INPUT RECORDS section start
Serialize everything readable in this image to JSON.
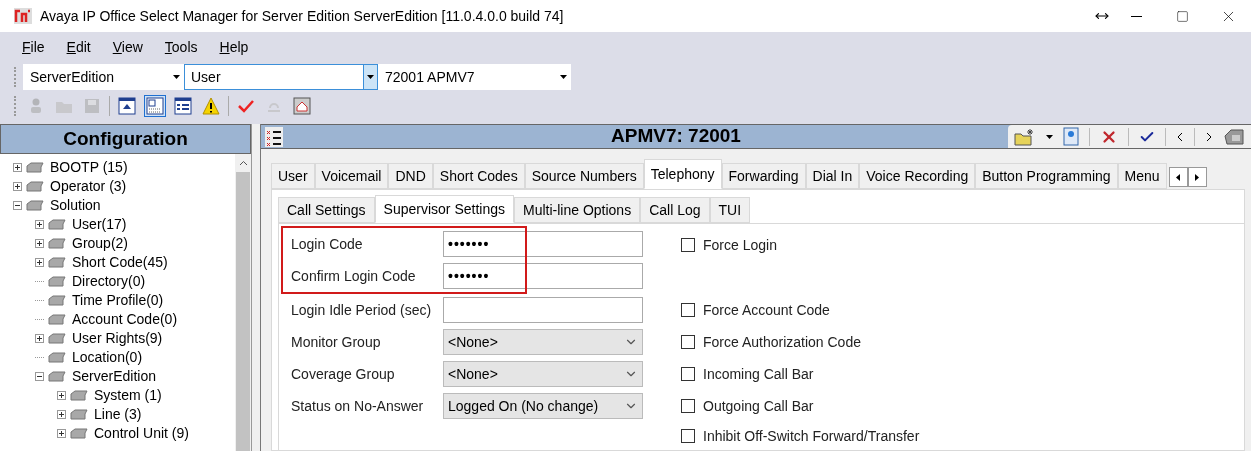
{
  "window": {
    "title": "Avaya IP Office Select Manager for Server Edition ServerEdition [11.0.4.0.0 build 74]"
  },
  "menu": [
    "File",
    "Edit",
    "View",
    "Tools",
    "Help"
  ],
  "selectors": [
    {
      "value": "ServerEdition",
      "focused": false
    },
    {
      "value": "User",
      "focused": true
    },
    {
      "value": "72001 APMV7",
      "focused": false
    }
  ],
  "toolbar": [
    {
      "disabled": true,
      "selected": false
    },
    {
      "disabled": true,
      "selected": false
    },
    {
      "disabled": true,
      "selected": false
    },
    {
      "disabled": false,
      "selected": false
    },
    {
      "disabled": false,
      "selected": true
    },
    {
      "disabled": false,
      "selected": false
    },
    {
      "disabled": false,
      "selected": false
    },
    {
      "disabled": false,
      "selected": false
    },
    {
      "disabled": true,
      "selected": false
    },
    {
      "disabled": false,
      "selected": false
    }
  ],
  "sidebar": {
    "title": "Configuration",
    "items": [
      {
        "label": "BOOTP (15)",
        "expandable": true,
        "expanded": false
      },
      {
        "label": "Operator (3)",
        "expandable": true,
        "expanded": false
      },
      {
        "label": "Solution",
        "expandable": true,
        "expanded": true,
        "children": [
          {
            "label": "User(17)",
            "expandable": true,
            "expanded": false
          },
          {
            "label": "Group(2)",
            "expandable": true,
            "expanded": false
          },
          {
            "label": "Short Code(45)",
            "expandable": true,
            "expanded": false
          },
          {
            "label": "Directory(0)",
            "expandable": false
          },
          {
            "label": "Time Profile(0)",
            "expandable": false
          },
          {
            "label": "Account Code(0)",
            "expandable": false
          },
          {
            "label": "User Rights(9)",
            "expandable": true,
            "expanded": false
          },
          {
            "label": "Location(0)",
            "expandable": false
          },
          {
            "label": "ServerEdition",
            "expandable": true,
            "expanded": true,
            "children": [
              {
                "label": "System (1)",
                "expandable": true,
                "expanded": false
              },
              {
                "label": "Line (3)",
                "expandable": true,
                "expanded": false
              },
              {
                "label": "Control Unit (9)",
                "expandable": true,
                "expanded": false
              }
            ]
          }
        ]
      }
    ]
  },
  "detail": {
    "title": "APMV7: 72001",
    "tabs": [
      {
        "label": "User",
        "selected": false
      },
      {
        "label": "Voicemail",
        "selected": false
      },
      {
        "label": "DND",
        "selected": false
      },
      {
        "label": "Short Codes",
        "selected": false
      },
      {
        "label": "Source Numbers",
        "selected": false
      },
      {
        "label": "Telephony",
        "selected": true
      },
      {
        "label": "Forwarding",
        "selected": false
      },
      {
        "label": "Dial In",
        "selected": false
      },
      {
        "label": "Voice Recording",
        "selected": false
      },
      {
        "label": "Button Programming",
        "selected": false
      },
      {
        "label": "Menu",
        "selected": false
      }
    ],
    "subtabs": [
      {
        "label": "Call Settings",
        "selected": false
      },
      {
        "label": "Supervisor Settings",
        "selected": true
      },
      {
        "label": "Multi-line Options",
        "selected": false
      },
      {
        "label": "Call Log",
        "selected": false
      },
      {
        "label": "TUI",
        "selected": false
      }
    ],
    "field_groups": [
      {
        "highlighted": true,
        "fields": [
          {
            "label": "Login Code",
            "kind": "password",
            "value": "•••••••"
          },
          {
            "label": "Confirm Login Code",
            "kind": "password",
            "value": "•••••••"
          }
        ]
      },
      {
        "highlighted": false,
        "fields": [
          {
            "label": "Login Idle Period (sec)",
            "kind": "text"
          },
          {
            "label": "Monitor Group",
            "kind": "select",
            "value": "<None>"
          },
          {
            "label": "Coverage Group",
            "kind": "select",
            "value": "<None>"
          },
          {
            "label": "Status on No-Answer",
            "kind": "select",
            "value": "Logged On (No change)"
          }
        ]
      }
    ],
    "checkboxes": [
      {
        "label": "Force Login",
        "checked": false
      },
      {
        "label": "Force Account Code",
        "checked": false
      },
      {
        "label": "Force Authorization Code",
        "checked": false
      },
      {
        "label": "Incoming Call Bar",
        "checked": false
      },
      {
        "label": "Outgoing Call Bar",
        "checked": false
      },
      {
        "label": "Inhibit Off-Switch Forward/Transfer",
        "checked": false
      }
    ]
  }
}
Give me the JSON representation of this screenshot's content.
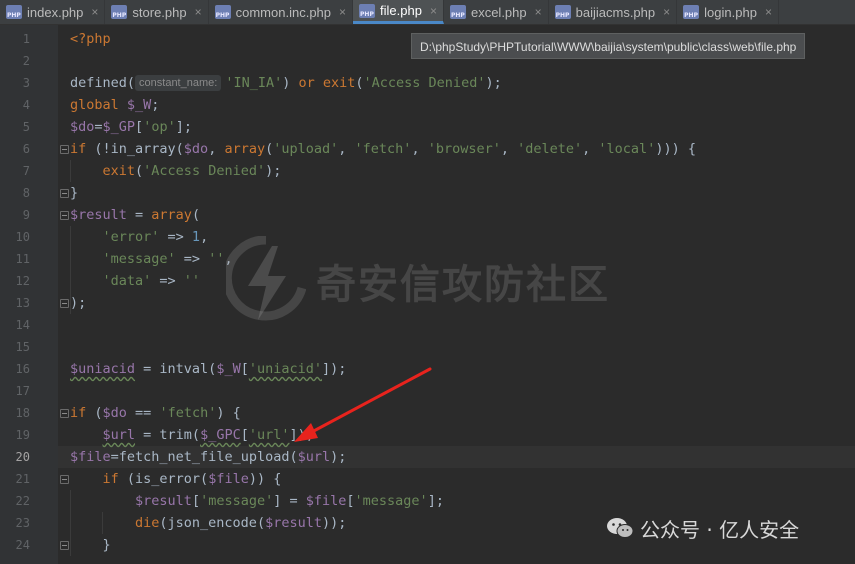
{
  "tabs": [
    {
      "label": "index.php",
      "active": false
    },
    {
      "label": "store.php",
      "active": false
    },
    {
      "label": "common.inc.php",
      "active": false
    },
    {
      "label": "file.php",
      "active": true
    },
    {
      "label": "excel.php",
      "active": false
    },
    {
      "label": "baijiacms.php",
      "active": false
    },
    {
      "label": "login.php",
      "active": false
    }
  ],
  "tooltip": {
    "path": "D:\\phpStudy\\PHPTutorial\\WWW\\baijia\\system\\public\\class\\web\\file.php"
  },
  "editor": {
    "current_line": 20,
    "line_numbers": [
      "1",
      "2",
      "3",
      "4",
      "5",
      "6",
      "7",
      "8",
      "9",
      "10",
      "11",
      "12",
      "13",
      "14",
      "15",
      "16",
      "17",
      "18",
      "19",
      "20",
      "21",
      "22",
      "23",
      "24"
    ],
    "inlay_hint": "constant_name:",
    "lines": [
      [
        {
          "t": "<?php",
          "c": "kw"
        }
      ],
      [],
      [
        {
          "t": "defined(",
          "c": "plain"
        },
        {
          "t": "HINT"
        },
        {
          "t": "'IN_IA'",
          "c": "str"
        },
        {
          "t": ") ",
          "c": "plain"
        },
        {
          "t": "or ",
          "c": "kw"
        },
        {
          "t": "exit",
          "c": "kw"
        },
        {
          "t": "(",
          "c": "plain"
        },
        {
          "t": "'Access Denied'",
          "c": "str"
        },
        {
          "t": ");",
          "c": "plain"
        }
      ],
      [
        {
          "t": "global ",
          "c": "kw"
        },
        {
          "t": "$_W",
          "c": "var"
        },
        {
          "t": ";",
          "c": "plain"
        }
      ],
      [
        {
          "t": "$do",
          "c": "var"
        },
        {
          "t": "=",
          "c": "plain"
        },
        {
          "t": "$_GP",
          "c": "var"
        },
        {
          "t": "[",
          "c": "plain"
        },
        {
          "t": "'op'",
          "c": "str"
        },
        {
          "t": "];",
          "c": "plain"
        }
      ],
      [
        {
          "t": "if ",
          "c": "kw"
        },
        {
          "t": "(!in_array(",
          "c": "plain"
        },
        {
          "t": "$do",
          "c": "var"
        },
        {
          "t": ", ",
          "c": "plain"
        },
        {
          "t": "array",
          "c": "kw"
        },
        {
          "t": "(",
          "c": "plain"
        },
        {
          "t": "'upload'",
          "c": "str"
        },
        {
          "t": ", ",
          "c": "plain"
        },
        {
          "t": "'fetch'",
          "c": "str"
        },
        {
          "t": ", ",
          "c": "plain"
        },
        {
          "t": "'browser'",
          "c": "str"
        },
        {
          "t": ", ",
          "c": "plain"
        },
        {
          "t": "'delete'",
          "c": "str"
        },
        {
          "t": ", ",
          "c": "plain"
        },
        {
          "t": "'local'",
          "c": "str"
        },
        {
          "t": "))) {",
          "c": "plain"
        }
      ],
      [
        {
          "t": "    exit",
          "c": "kw"
        },
        {
          "t": "(",
          "c": "plain"
        },
        {
          "t": "'Access Denied'",
          "c": "str"
        },
        {
          "t": ");",
          "c": "plain"
        }
      ],
      [
        {
          "t": "}",
          "c": "plain"
        }
      ],
      [
        {
          "t": "$result",
          "c": "var"
        },
        {
          "t": " = ",
          "c": "plain"
        },
        {
          "t": "array",
          "c": "kw"
        },
        {
          "t": "(",
          "c": "plain"
        }
      ],
      [
        {
          "t": "    'error'",
          "c": "str"
        },
        {
          "t": " => ",
          "c": "plain"
        },
        {
          "t": "1",
          "c": "num"
        },
        {
          "t": ",",
          "c": "plain"
        }
      ],
      [
        {
          "t": "    'message'",
          "c": "str"
        },
        {
          "t": " => ",
          "c": "plain"
        },
        {
          "t": "''",
          "c": "str"
        },
        {
          "t": ",",
          "c": "plain"
        }
      ],
      [
        {
          "t": "    'data'",
          "c": "str"
        },
        {
          "t": " => ",
          "c": "plain"
        },
        {
          "t": "''",
          "c": "str"
        }
      ],
      [
        {
          "t": ");",
          "c": "plain"
        }
      ],
      [],
      [],
      [
        {
          "t": "$uniacid",
          "c": "var"
        },
        {
          "t": " = intval(",
          "c": "plain"
        },
        {
          "t": "$_W",
          "c": "var"
        },
        {
          "t": "[",
          "c": "plain"
        },
        {
          "t": "'uniacid'",
          "c": "str"
        },
        {
          "t": "]);",
          "c": "plain"
        }
      ],
      [],
      [
        {
          "t": "if ",
          "c": "kw"
        },
        {
          "t": "(",
          "c": "plain"
        },
        {
          "t": "$do",
          "c": "var"
        },
        {
          "t": " == ",
          "c": "plain"
        },
        {
          "t": "'fetch'",
          "c": "str"
        },
        {
          "t": ") {",
          "c": "plain"
        }
      ],
      [
        {
          "t": "    ",
          "c": "plain"
        },
        {
          "t": "$url",
          "c": "var"
        },
        {
          "t": " = trim(",
          "c": "plain"
        },
        {
          "t": "$_GPC",
          "c": "var"
        },
        {
          "t": "[",
          "c": "plain"
        },
        {
          "t": "'url'",
          "c": "str"
        },
        {
          "t": "]);",
          "c": "plain"
        }
      ],
      [
        {
          "t": "$file",
          "c": "var"
        },
        {
          "t": "=",
          "c": "plain"
        },
        {
          "t": "fetch_net_file_upload",
          "c": "plain"
        },
        {
          "t": "(",
          "c": "plain"
        },
        {
          "t": "$url",
          "c": "var"
        },
        {
          "t": ");",
          "c": "plain"
        }
      ],
      [
        {
          "t": "    if ",
          "c": "kw"
        },
        {
          "t": "(is_error(",
          "c": "plain"
        },
        {
          "t": "$file",
          "c": "var"
        },
        {
          "t": ")) {",
          "c": "plain"
        }
      ],
      [
        {
          "t": "        ",
          "c": "plain"
        },
        {
          "t": "$result",
          "c": "var"
        },
        {
          "t": "[",
          "c": "plain"
        },
        {
          "t": "'message'",
          "c": "str"
        },
        {
          "t": "] = ",
          "c": "plain"
        },
        {
          "t": "$file",
          "c": "var"
        },
        {
          "t": "[",
          "c": "plain"
        },
        {
          "t": "'message'",
          "c": "str"
        },
        {
          "t": "];",
          "c": "plain"
        }
      ],
      [
        {
          "t": "        die",
          "c": "kw"
        },
        {
          "t": "(json_encode(",
          "c": "plain"
        },
        {
          "t": "$result",
          "c": "var"
        },
        {
          "t": "));",
          "c": "plain"
        }
      ],
      [
        {
          "t": "    }",
          "c": "plain"
        }
      ]
    ]
  },
  "watermark": {
    "text": "奇安信攻防社区"
  },
  "footer": {
    "text": "公众号 · 亿人安全"
  },
  "colors": {
    "keyword": "#cc7832",
    "variable": "#9876aa",
    "string": "#6a8759",
    "number": "#6897bb",
    "arrow": "#e8231d",
    "background": "#2b2b2b"
  }
}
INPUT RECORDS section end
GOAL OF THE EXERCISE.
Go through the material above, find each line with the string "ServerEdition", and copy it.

RESPONSE TO THIS EXERCISE.
    "title": "Avaya IP Office Select Manager for Server Edition ServerEdition [11.0.4.0.0 build 74]"
      "value": "ServerEdition",
            "label": "ServerEdition",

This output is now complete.